A repetitive squeaking noise during the agitation cycle may signify a problem with the motor. Specifically, the belt on the motor may be wearing out. Some motors use rubber couplers, which also wear out easily. The belt is necessary for the agitator to turn, but over time, it wears thin, just like the belts in your car's motor. An easy way to test for this problem -- if you're handy -- is to take the belt off the motor and then run it. If the squeaking noise stops, the problem is indeed your belt. Of course, this means your agitator won't move. Replacing the belt should fix the problem.
Water Pressure Issues
The tub, or drum, fills with water right before the agitator turns on, and water continues to circulate throughout the washing process. As the tub fills and water circulates, you may hear a squeaking or squealing noise if you have high water pressure. This sound is caused by the force of the water moving through the pipes. To adjust this, turn the knobs on the hot and cold valves on the pipes that go into your washing machine.

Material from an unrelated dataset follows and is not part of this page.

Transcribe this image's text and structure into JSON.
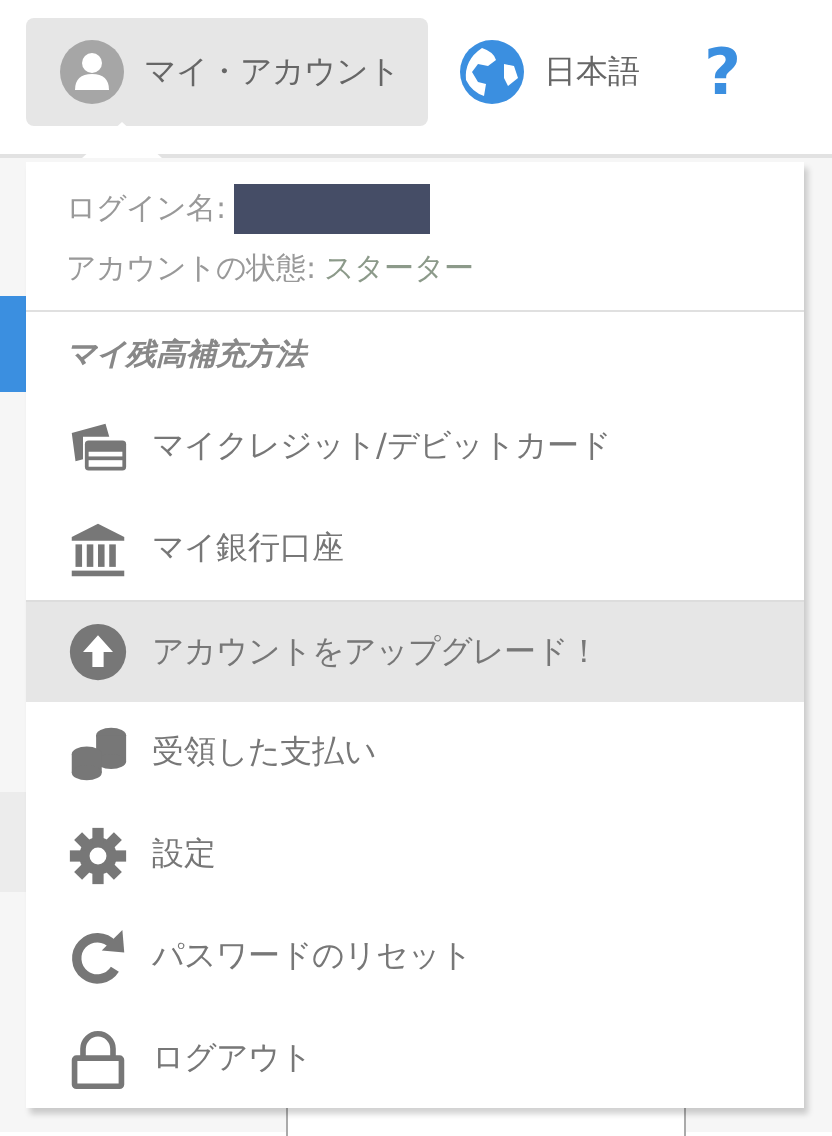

New washing machines may squeak at first as the parts "warm up," according to the GE Appliances website. The noise should disappear after five complete washing cycles have run on the machine. Unbalanced loads, overly heavy loads and loose items in the drum may also cause noise when the agitator comes on, but these things usually do not produce a squeaking sound.
There are four suspension rods that the tub hangs on. When the washer is agitating the tub will rock back and forth and the rods will move back and froth as well. To fix this noise, lift up in each rod and put some lubricant in the cup that the rods fit into at the top of the washer.
Note that it is best if you use a lithium-based lubricant rather than silicone based lubricant.
sounds as if your brake pads have broken, try removing the lower acess panel you should see the broken pads lying somewhere under the machine(at least pieces of them), i bet if you spinn the machine the drum doesnt come to a complete sudden stop after lifting the top( it should if the brakes are engaging